**What is required:** Please show every line in the entries below that includes the word "arrow".

**Input data:**
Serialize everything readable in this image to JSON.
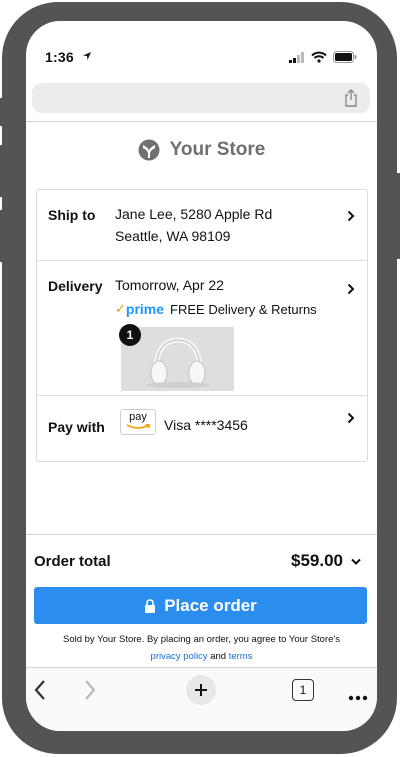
{
  "status_bar": {
    "time": "1:36"
  },
  "store": {
    "name": "Your Store"
  },
  "ship_to": {
    "label": "Ship to",
    "line1": "Jane Lee, 5280 Apple Rd",
    "line2": "Seattle, WA 98109"
  },
  "delivery": {
    "label": "Delivery",
    "date": "Tomorrow, Apr 22",
    "prime_logo": "prime",
    "prime_text": "FREE Delivery & Returns",
    "badge": "1"
  },
  "payment": {
    "label": "Pay with",
    "provider": "pay",
    "card": "Visa ****3456"
  },
  "order": {
    "total_label": "Order total",
    "total_value": "$59.00",
    "place_button": "Place order"
  },
  "legal": {
    "text": "Sold by Your Store. By placing an order, you agree to Your Store's",
    "privacy_link": "privacy policy",
    "and": "and",
    "terms_link": "terms"
  },
  "toolbar": {
    "tabs_count": "1"
  },
  "colors": {
    "accent": "#2b8dee",
    "frame": "#545454",
    "prime_blue": "#1a98ff",
    "prime_check": "#f0a000"
  },
  "icons": [
    "location-arrow-icon",
    "signal-icon",
    "wifi-icon",
    "battery-icon",
    "share-icon",
    "store-logo-icon",
    "chevron-right-icon",
    "prime-check-icon",
    "pay-logo-icon",
    "lock-icon",
    "back-icon",
    "forward-icon",
    "new-tab-icon",
    "tabs-icon",
    "more-icon"
  ]
}
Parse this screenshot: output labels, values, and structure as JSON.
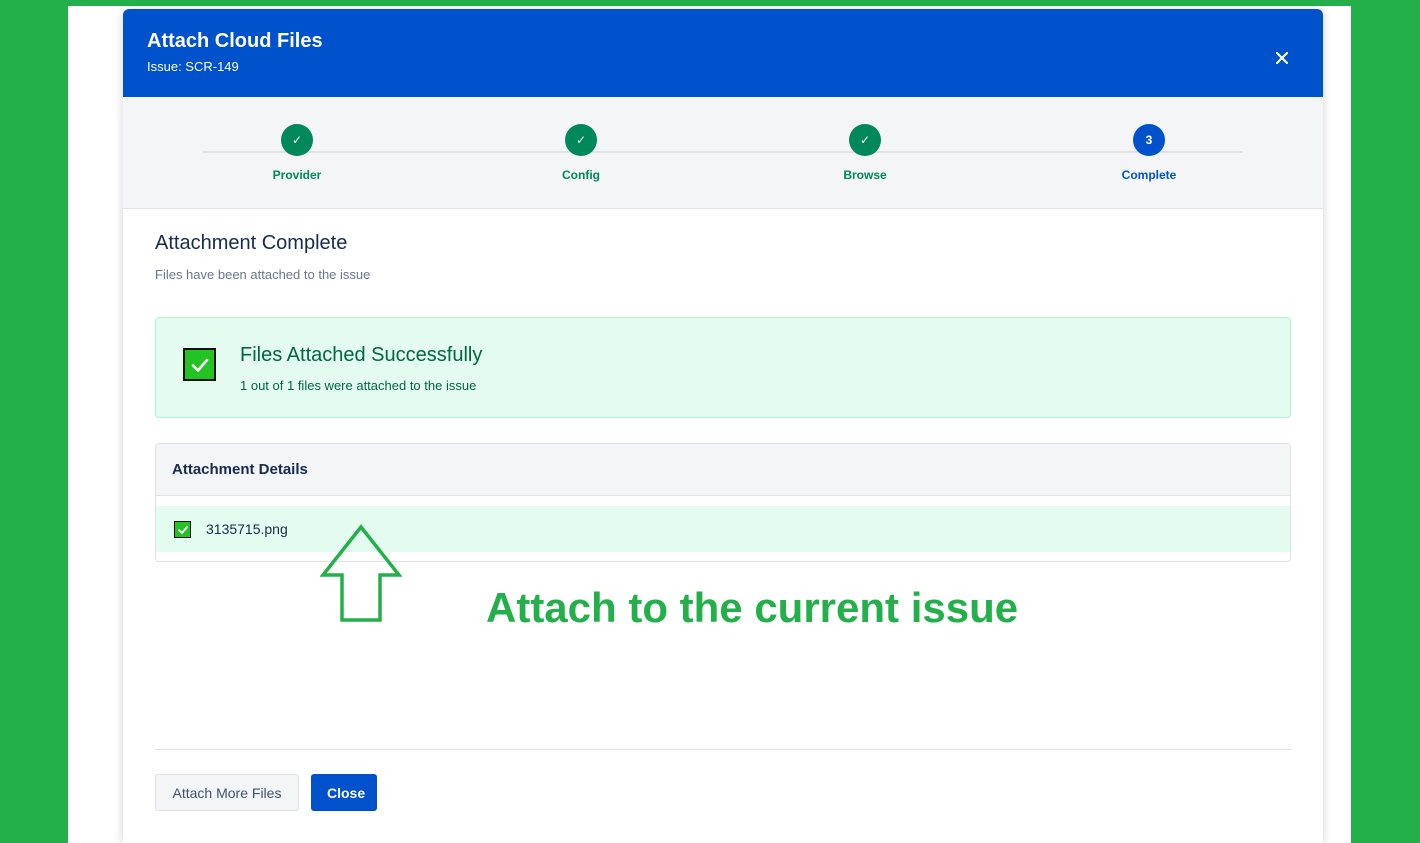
{
  "modal": {
    "title": "Attach Cloud Files",
    "subtitle": "Issue: SCR-149",
    "close_icon": "close-icon"
  },
  "steps": [
    {
      "label": "Provider",
      "state": "done",
      "marker": "✓"
    },
    {
      "label": "Config",
      "state": "done",
      "marker": "✓"
    },
    {
      "label": "Browse",
      "state": "done",
      "marker": "✓"
    },
    {
      "label": "Complete",
      "state": "current",
      "marker": "3"
    }
  ],
  "content": {
    "title": "Attachment Complete",
    "subtitle": "Files have been attached to the issue"
  },
  "success": {
    "icon": "check-box-icon",
    "title": "Files Attached Successfully",
    "text": "1 out of 1 files were attached to the issue"
  },
  "details": {
    "header": "Attachment Details",
    "files": [
      {
        "name": "3135715.png",
        "icon": "check-box-icon"
      }
    ]
  },
  "annotation": {
    "text": "Attach to the current issue",
    "arrow_icon": "up-arrow-icon"
  },
  "footer": {
    "attach_more_label": "Attach More Files",
    "close_label": "Close"
  },
  "colors": {
    "brand": "#0052cc",
    "success": "#00875a",
    "success_bg": "#e3fcef",
    "annotation": "#23b04a"
  }
}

**Solution:**
    "location-arrow-icon",
    "arrow_icon": "up-arrow-icon"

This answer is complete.